The freedom we gain is truly remarkable. Personally, I found the amend process to be extremely positive … ok, with one exception but even that was anticipated and not all that bad. Did these steps eliminate all regrets? No, not really. But they allow me to live knowing there’s nothing hidden. One of our sayings is, “We’re no sicker than our secrets,” which is why all of mine were shown the light of day and I actively try to not generate any more. I believe that living as an open book is a good thing.

The Fires of Life

I entitled this piece from Pastor Brian’s sermon series over 8 years ago when I first arrived at Harvest Community Church. His message that day and our work together with God’s guidance is the very reason I’m still at Harvest and still following Christ’s lead.

Its been a couple of weeks since my last post due to the fires of life. A good friend had fallen seriously ill and after two weeks of struggle went into the hospital where he was diagnosed with cancer. Initially he was told he had less than a year and to begin getting his affairs in order. It couldn’t have been worse. 8 days, several gruesome biopsies, and one chemo treatment later, he walked out of the hospital looking 100% better. Mark still has a long road ahead of him and there are no guarantees in this life. Still, Mark knows he has a guarantee of being healed and whole whether it be here or in his Heavenly home. Prayers through the week were to deliver Mark from this storm built upon our faith in His will. As children of God we maintain confidence in our future and pray for knowledge of God’s will for us and power to carry it out. His will, not ours, be done.

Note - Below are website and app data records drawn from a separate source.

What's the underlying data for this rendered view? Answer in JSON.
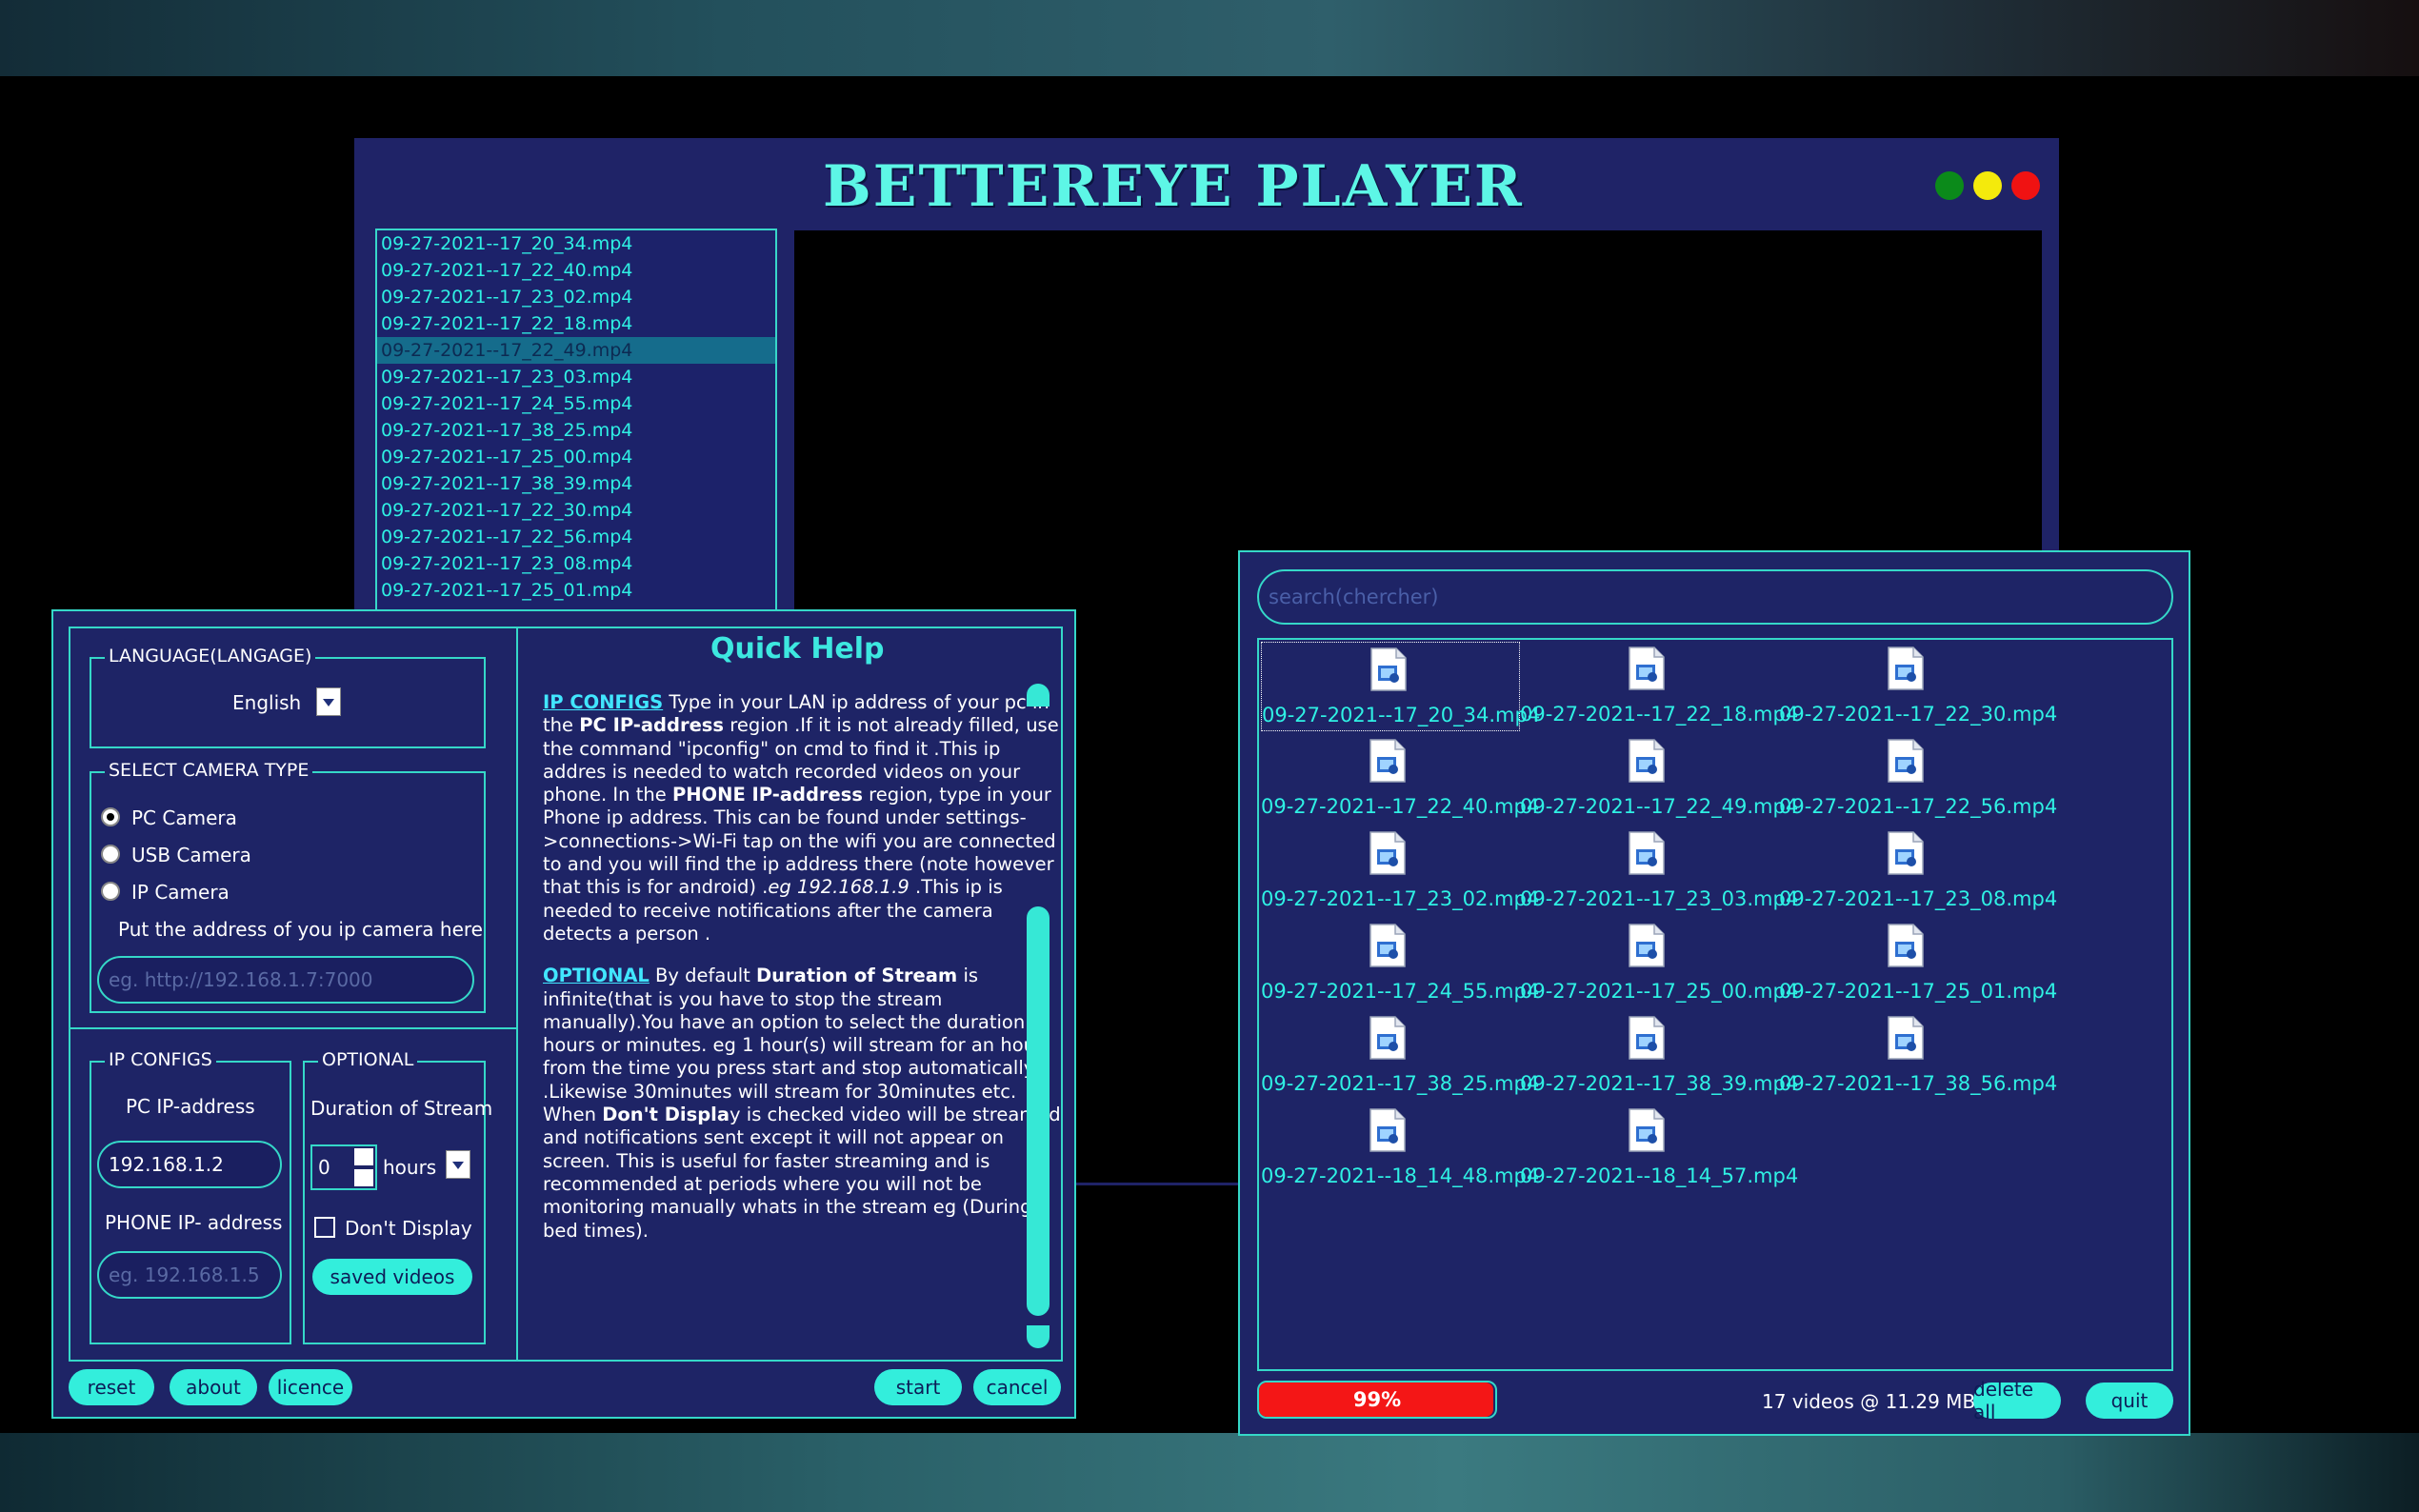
{
  "player": {
    "title": "BETTEREYE PLAYER",
    "list": [
      "09-27-2021--17_20_34.mp4",
      "09-27-2021--17_22_40.mp4",
      "09-27-2021--17_23_02.mp4",
      "09-27-2021--17_22_18.mp4",
      "09-27-2021--17_22_49.mp4",
      "09-27-2021--17_23_03.mp4",
      "09-27-2021--17_24_55.mp4",
      "09-27-2021--17_38_25.mp4",
      "09-27-2021--17_25_00.mp4",
      "09-27-2021--17_38_39.mp4",
      "09-27-2021--17_22_30.mp4",
      "09-27-2021--17_22_56.mp4",
      "09-27-2021--17_23_08.mp4",
      "09-27-2021--17_25_01.mp4"
    ],
    "selected_index": 4
  },
  "settings": {
    "language_legend": "LANGUAGE(LANGAGE)",
    "language_value": "English",
    "camera_legend": "SELECT CAMERA TYPE",
    "camera_options": [
      "PC Camera",
      "USB Camera",
      "IP Camera"
    ],
    "camera_selected": 0,
    "ip_camera_hint": "Put the address of  you ip camera here",
    "ip_camera_placeholder": "eg. http://192.168.1.7:7000",
    "ip_configs_legend": "IP CONFIGS",
    "pc_ip_label": "PC IP-address",
    "pc_ip_value": "192.168.1.2",
    "phone_ip_label": "PHONE IP- address",
    "phone_ip_placeholder": "eg. 192.168.1.5",
    "optional_legend": "OPTIONAL",
    "duration_label": "Duration of Stream",
    "duration_value": "0",
    "duration_unit": "hours",
    "dont_display_label": "Don't Display",
    "saved_videos_button": "saved videos",
    "buttons": {
      "reset": "reset",
      "about": "about",
      "licence": "licence",
      "start": "start",
      "cancel": "cancel"
    },
    "help_title": "Quick Help",
    "help": {
      "p1_head": "IP CONFIGS",
      "p1_a": "    Type in your LAN ip address of your pc in the ",
      "p1_b": "PC IP-address",
      "p1_c": " region .If it is not already filled, use the command \"ipconfig\"  on cmd to find it .This ip addres is needed to watch recorded videos on your phone.    In the       ",
      "p1_d": "PHONE IP-address",
      "p1_e": " region, type in  your Phone ip address. This can be found under  settings->connections->Wi-Fi tap on the wifi you are connected to and you will find the ip address there (note however that this is for android) .",
      "p1_f": "eg 192.168.1.9 ",
      "p1_g": ".This ip is needed to receive  notifications after the camera detects a person .",
      "p2_head": "OPTIONAL",
      "p2_a": "    By default   ",
      "p2_b": "Duration of Stream",
      "p2_c": " is infinite(that is you have to stop the stream manually).You have an option to select the duration in hours or minutes. eg 1 hour(s) will stream for an hour from the time you press start and stop automatically .Likewise 30minutes will stream for 30minutes  etc. When ",
      "p2_d": "Don't Displa",
      "p2_e": "y is checked video will be streamed and notifications sent except it will not appear on screen. This is useful for faster streaming and is recommended at periods where you will not be monitoring manually whats in the stream eg (During bed times)."
    }
  },
  "saved": {
    "search_placeholder": "search(chercher)",
    "files": [
      "09-27-2021--17_20_34.mp4",
      "09-27-2021--17_22_18.mp4",
      "09-27-2021--17_22_30.mp4",
      "09-27-2021--17_22_40.mp4",
      "09-27-2021--17_22_49.mp4",
      "09-27-2021--17_22_56.mp4",
      "09-27-2021--17_23_02.mp4",
      "09-27-2021--17_23_03.mp4",
      "09-27-2021--17_23_08.mp4",
      "09-27-2021--17_24_55.mp4",
      "09-27-2021--17_25_00.mp4",
      "09-27-2021--17_25_01.mp4",
      "09-27-2021--17_38_25.mp4",
      "09-27-2021--17_38_39.mp4",
      "09-27-2021--17_38_56.mp4",
      "09-27-2021--18_14_48.mp4",
      "09-27-2021--18_14_57.mp4"
    ],
    "selected_index": 0,
    "progress_text": "99%",
    "progress_value": 0.99,
    "count_text": "17 videos @ 11.29 MB",
    "delete_all": "delete all",
    "quit": "quit"
  },
  "colors": {
    "accent": "#35d8c8",
    "panel": "#1e2466",
    "progress": "#f41616"
  }
}
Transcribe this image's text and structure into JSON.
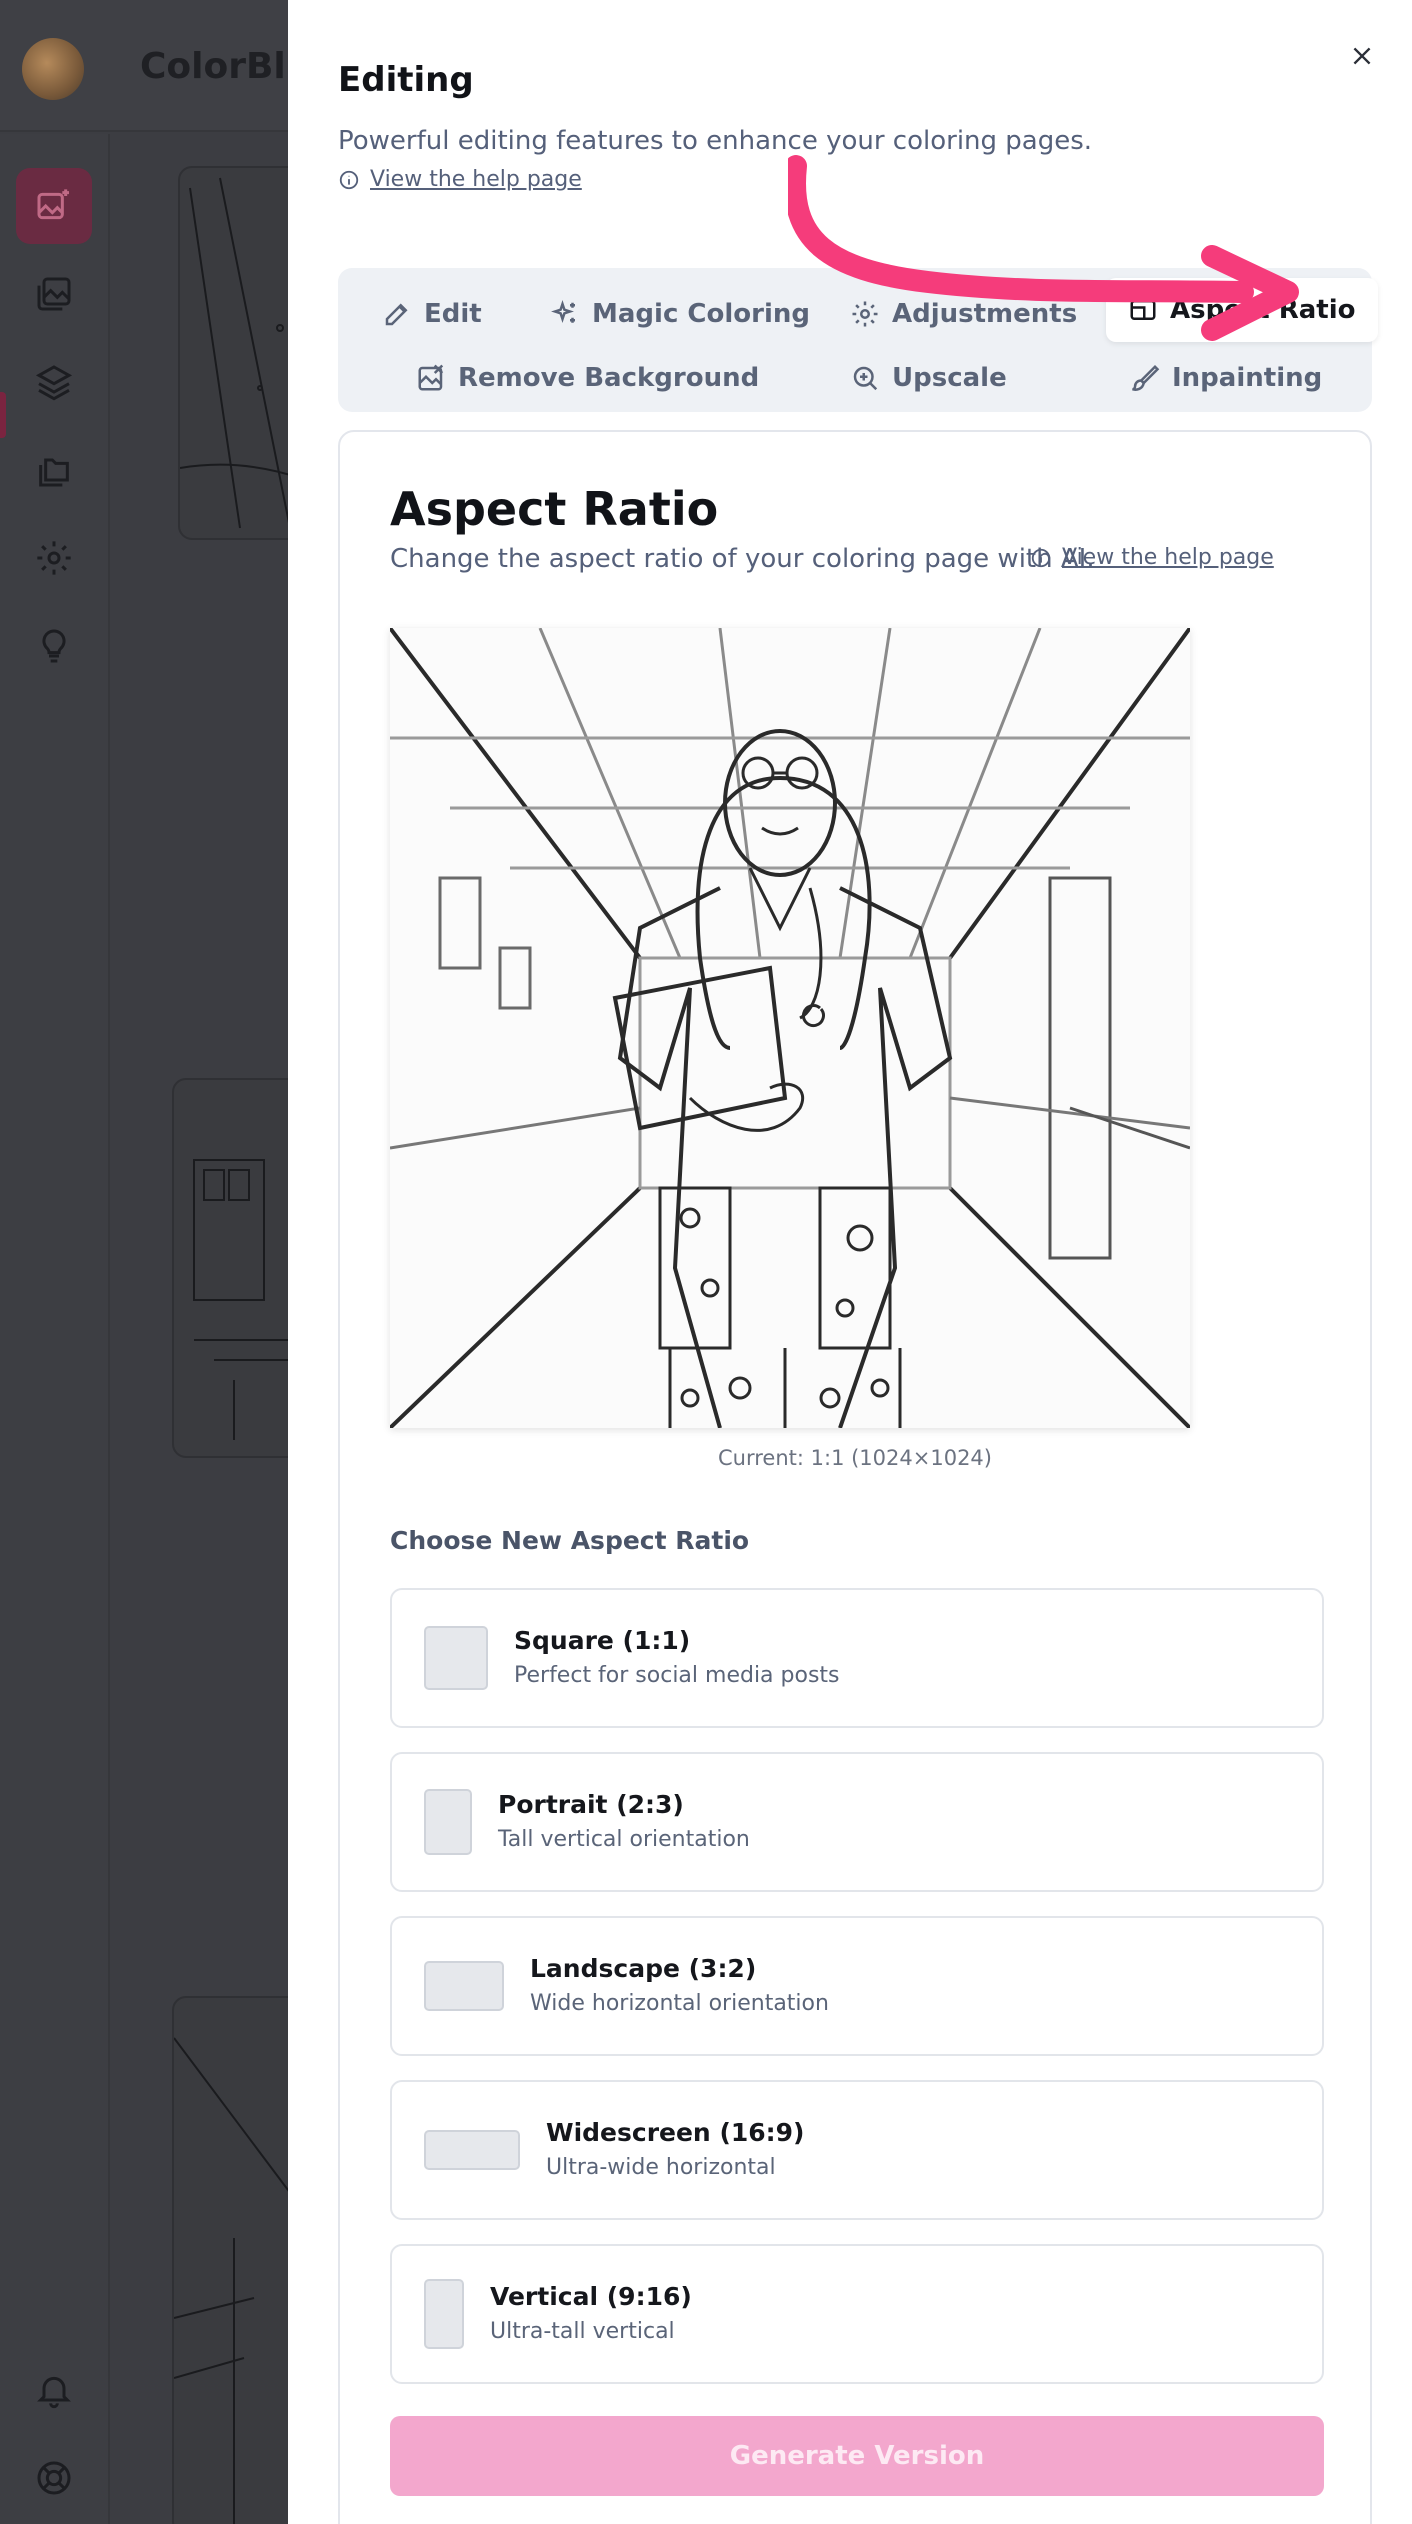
{
  "app": {
    "brand": "ColorBlis"
  },
  "sidebar": {
    "icons": [
      "image-sparkle-icon",
      "gallery-icon",
      "layers-icon",
      "folders-icon",
      "settings-icon",
      "lightbulb-icon",
      "bell-icon",
      "lifebuoy-icon"
    ]
  },
  "panel": {
    "title": "Editing",
    "subtitle": "Powerful editing features to enhance your coloring pages.",
    "help_link": "View the help page",
    "tabs": [
      {
        "label": "Edit",
        "icon": "pencil-icon"
      },
      {
        "label": "Magic Coloring",
        "icon": "sparkles-icon"
      },
      {
        "label": "Adjustments",
        "icon": "gear-icon"
      },
      {
        "label": "Aspect Ratio",
        "icon": "aspect-ratio-icon",
        "active": true
      },
      {
        "label": "Remove Background",
        "icon": "image-remove-icon"
      },
      {
        "label": "Upscale",
        "icon": "zoom-in-icon"
      },
      {
        "label": "Inpainting",
        "icon": "brush-icon"
      }
    ]
  },
  "aspect": {
    "title": "Aspect Ratio",
    "description": "Change the aspect ratio of your coloring page with AI.",
    "help_link": "View the help page",
    "current": "Current: 1:1 (1024×1024)",
    "choose_label": "Choose New Aspect Ratio",
    "options": [
      {
        "name": "Square (1:1)",
        "desc": "Perfect for social media posts"
      },
      {
        "name": "Portrait (2:3)",
        "desc": "Tall vertical orientation"
      },
      {
        "name": "Landscape (3:2)",
        "desc": "Wide horizontal orientation"
      },
      {
        "name": "Widescreen (16:9)",
        "desc": "Ultra-wide horizontal"
      },
      {
        "name": "Vertical (9:16)",
        "desc": "Ultra-tall vertical"
      }
    ],
    "generate_label": "Generate Version"
  },
  "colors": {
    "accent": "#f3a7cd",
    "arrow": "#f53c7b",
    "overlay": "#3c3d42"
  }
}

During the course of the week Mark’s doctor’s closed in on exactly what he had and developed a plan of attack. Through this same period of time our Tuesday group closed ranks and rallied behind Mark. My unofficial count was at least 10 of us spent time in those hospital rooms. The point I want to make is that this is exactly what seeking and finding God’s will looks like. People, each and every one of us, snatched from the fires of our life stepped forward in support of a brother in sobriety. I’m personally humbled to be associated with such great people.

My gratitude for God’s grace cannot be expressed in words. He pulled Mark from that fire. We don’t know why or for how long but we know there is a reason and his fight in the body continues.